_Exercise details:_
Find the lines of the listing that contain the string "this", and return them.
********************
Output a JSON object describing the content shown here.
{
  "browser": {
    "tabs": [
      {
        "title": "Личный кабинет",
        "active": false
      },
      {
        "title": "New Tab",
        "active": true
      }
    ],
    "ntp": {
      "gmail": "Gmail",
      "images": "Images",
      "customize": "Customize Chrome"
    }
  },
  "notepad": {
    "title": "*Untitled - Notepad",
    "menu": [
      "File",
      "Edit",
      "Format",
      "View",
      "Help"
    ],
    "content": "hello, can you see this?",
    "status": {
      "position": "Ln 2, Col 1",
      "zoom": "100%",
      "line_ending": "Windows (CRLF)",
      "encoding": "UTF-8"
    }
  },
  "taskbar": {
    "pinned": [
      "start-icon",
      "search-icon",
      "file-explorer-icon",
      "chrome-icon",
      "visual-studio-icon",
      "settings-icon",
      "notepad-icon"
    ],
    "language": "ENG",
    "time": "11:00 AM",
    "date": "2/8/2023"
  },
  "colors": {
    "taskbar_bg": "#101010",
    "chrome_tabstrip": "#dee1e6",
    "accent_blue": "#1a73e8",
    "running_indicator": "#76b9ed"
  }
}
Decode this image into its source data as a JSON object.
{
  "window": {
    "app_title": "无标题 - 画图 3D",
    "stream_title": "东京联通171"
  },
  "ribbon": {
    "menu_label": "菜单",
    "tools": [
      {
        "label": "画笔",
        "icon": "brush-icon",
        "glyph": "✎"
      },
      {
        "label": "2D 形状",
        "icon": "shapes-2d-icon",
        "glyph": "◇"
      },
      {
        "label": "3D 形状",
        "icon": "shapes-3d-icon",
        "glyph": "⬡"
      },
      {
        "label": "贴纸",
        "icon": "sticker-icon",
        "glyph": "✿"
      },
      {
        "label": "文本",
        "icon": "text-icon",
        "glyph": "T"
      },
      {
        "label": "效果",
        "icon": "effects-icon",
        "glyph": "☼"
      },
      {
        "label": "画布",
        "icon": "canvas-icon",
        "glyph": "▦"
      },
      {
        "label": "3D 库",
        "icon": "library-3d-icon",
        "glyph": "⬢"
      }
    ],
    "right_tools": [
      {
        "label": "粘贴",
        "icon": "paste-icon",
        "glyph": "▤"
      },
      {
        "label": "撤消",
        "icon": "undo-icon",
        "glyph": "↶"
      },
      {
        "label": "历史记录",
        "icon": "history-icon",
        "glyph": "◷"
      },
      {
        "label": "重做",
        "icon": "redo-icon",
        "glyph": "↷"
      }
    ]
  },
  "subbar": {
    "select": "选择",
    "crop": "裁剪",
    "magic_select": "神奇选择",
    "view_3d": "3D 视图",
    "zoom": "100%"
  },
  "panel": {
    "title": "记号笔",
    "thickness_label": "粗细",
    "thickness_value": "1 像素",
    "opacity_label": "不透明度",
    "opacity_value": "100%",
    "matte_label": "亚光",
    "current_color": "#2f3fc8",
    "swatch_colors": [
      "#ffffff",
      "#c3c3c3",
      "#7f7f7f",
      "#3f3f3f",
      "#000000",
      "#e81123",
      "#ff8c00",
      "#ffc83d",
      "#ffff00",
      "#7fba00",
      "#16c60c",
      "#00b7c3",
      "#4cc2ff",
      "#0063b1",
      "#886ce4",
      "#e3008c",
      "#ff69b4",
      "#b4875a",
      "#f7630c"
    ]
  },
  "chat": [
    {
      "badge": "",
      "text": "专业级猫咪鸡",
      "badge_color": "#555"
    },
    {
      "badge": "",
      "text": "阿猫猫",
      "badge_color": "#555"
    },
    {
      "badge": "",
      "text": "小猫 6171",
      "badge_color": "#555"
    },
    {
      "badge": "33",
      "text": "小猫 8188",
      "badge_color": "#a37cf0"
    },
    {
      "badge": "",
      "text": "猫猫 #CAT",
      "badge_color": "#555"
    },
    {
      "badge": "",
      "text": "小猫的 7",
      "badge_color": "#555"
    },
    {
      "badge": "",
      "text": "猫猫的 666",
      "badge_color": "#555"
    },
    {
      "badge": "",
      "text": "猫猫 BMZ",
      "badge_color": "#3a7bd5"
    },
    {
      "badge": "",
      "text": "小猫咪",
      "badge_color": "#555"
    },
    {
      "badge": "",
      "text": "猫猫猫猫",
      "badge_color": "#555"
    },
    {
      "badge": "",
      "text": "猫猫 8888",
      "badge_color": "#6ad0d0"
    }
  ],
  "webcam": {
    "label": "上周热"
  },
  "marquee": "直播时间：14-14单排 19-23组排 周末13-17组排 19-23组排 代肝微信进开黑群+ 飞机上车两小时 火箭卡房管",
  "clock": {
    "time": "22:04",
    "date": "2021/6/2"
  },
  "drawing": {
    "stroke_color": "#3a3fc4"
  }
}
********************
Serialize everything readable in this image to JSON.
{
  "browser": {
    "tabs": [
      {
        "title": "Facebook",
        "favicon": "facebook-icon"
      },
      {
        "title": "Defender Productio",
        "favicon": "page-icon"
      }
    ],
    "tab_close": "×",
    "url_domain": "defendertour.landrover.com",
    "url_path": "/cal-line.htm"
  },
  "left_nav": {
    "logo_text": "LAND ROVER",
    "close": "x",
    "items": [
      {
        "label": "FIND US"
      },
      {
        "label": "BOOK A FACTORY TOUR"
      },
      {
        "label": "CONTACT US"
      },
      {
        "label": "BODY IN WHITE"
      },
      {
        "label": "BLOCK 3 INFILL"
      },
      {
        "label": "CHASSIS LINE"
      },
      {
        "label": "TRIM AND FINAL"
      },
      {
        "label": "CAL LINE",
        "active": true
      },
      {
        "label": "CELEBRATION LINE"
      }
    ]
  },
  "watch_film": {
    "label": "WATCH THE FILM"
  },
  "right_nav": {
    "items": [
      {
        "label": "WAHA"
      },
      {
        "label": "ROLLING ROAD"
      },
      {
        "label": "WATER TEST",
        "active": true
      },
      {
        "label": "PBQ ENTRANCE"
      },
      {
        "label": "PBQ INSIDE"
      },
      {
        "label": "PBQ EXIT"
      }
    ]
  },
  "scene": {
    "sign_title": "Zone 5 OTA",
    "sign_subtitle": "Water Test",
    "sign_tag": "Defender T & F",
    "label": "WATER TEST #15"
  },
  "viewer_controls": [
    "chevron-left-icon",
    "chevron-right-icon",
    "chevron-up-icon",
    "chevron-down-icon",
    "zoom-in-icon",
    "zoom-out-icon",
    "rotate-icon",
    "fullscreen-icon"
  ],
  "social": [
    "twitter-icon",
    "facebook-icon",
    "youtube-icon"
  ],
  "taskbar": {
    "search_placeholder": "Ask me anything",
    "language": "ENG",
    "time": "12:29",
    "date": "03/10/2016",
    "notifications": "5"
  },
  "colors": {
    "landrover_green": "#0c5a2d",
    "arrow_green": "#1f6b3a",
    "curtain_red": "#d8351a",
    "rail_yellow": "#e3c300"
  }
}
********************
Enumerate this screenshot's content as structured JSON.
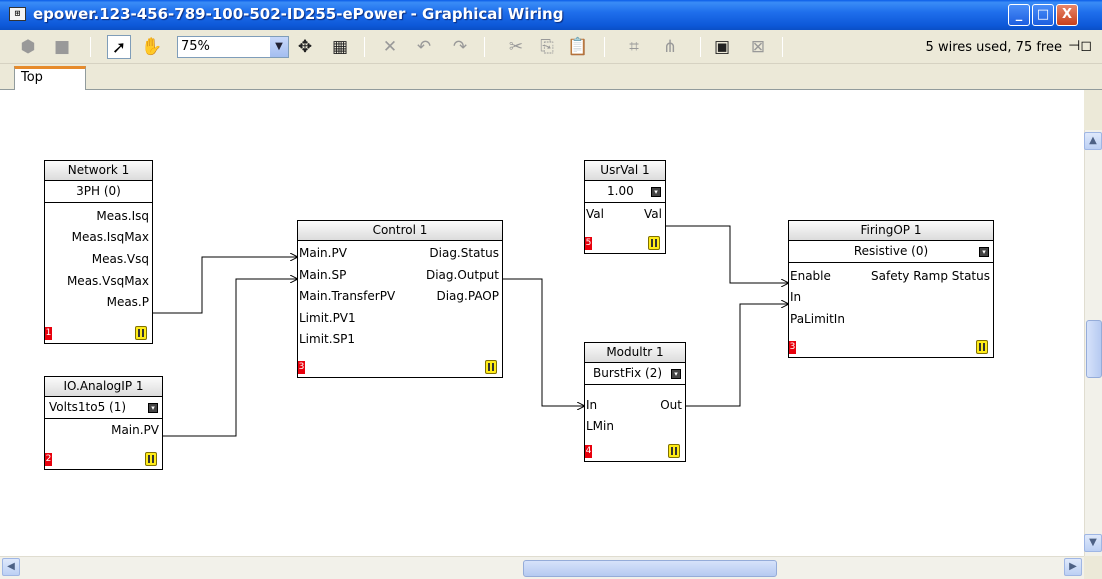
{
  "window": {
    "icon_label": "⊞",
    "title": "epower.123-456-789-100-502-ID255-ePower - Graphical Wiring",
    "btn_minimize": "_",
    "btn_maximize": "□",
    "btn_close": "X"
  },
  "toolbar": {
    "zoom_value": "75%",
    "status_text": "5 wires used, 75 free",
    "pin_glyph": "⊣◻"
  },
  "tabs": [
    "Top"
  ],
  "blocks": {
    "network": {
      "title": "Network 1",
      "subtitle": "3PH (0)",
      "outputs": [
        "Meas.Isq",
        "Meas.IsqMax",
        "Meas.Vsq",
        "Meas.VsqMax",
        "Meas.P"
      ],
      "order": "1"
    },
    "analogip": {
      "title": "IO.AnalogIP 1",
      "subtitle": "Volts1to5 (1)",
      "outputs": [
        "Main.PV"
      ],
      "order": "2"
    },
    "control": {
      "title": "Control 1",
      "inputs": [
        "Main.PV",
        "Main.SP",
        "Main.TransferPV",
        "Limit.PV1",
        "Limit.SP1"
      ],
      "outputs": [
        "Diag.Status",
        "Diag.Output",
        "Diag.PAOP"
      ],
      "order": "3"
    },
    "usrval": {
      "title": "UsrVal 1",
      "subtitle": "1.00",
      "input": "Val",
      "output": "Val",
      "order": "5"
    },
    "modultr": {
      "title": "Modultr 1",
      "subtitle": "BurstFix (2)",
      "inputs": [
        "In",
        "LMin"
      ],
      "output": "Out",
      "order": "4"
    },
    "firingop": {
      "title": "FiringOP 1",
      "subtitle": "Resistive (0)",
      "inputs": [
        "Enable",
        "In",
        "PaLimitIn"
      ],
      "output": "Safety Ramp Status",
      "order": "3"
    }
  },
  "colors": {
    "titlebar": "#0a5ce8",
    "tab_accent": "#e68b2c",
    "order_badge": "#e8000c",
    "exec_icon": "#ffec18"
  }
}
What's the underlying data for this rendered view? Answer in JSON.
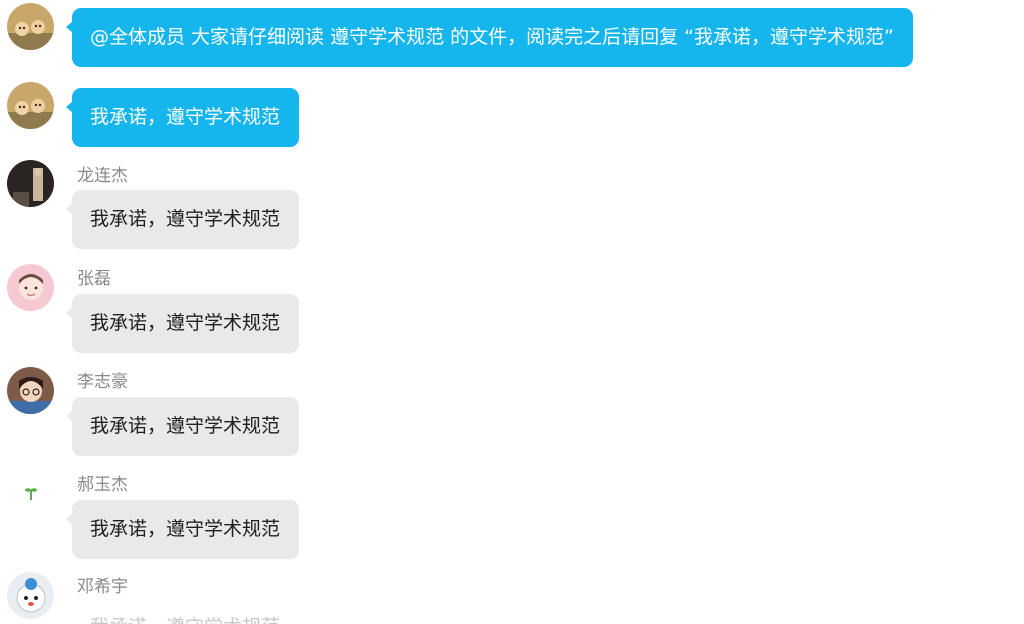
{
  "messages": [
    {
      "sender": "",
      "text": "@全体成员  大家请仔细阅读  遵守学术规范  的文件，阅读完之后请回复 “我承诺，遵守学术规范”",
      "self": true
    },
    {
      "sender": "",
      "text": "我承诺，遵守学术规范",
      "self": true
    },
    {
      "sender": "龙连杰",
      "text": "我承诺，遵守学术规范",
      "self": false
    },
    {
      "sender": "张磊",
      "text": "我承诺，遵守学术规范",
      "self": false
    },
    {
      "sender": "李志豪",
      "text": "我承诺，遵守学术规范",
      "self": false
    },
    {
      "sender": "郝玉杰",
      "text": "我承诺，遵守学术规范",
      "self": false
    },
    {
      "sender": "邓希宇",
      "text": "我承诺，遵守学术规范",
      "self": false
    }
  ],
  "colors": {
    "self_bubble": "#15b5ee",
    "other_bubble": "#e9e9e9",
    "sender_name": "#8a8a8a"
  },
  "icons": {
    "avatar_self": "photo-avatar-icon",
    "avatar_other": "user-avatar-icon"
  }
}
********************
_Problem solution:_
    "content": "hello, can you see this?",
Decode this image into its source data as a JSON object.
Serialize everything readable in this image to JSON.
Enumerate this screenshot's content as structured JSON.
What's the underlying data for this rendered view? Answer in JSON.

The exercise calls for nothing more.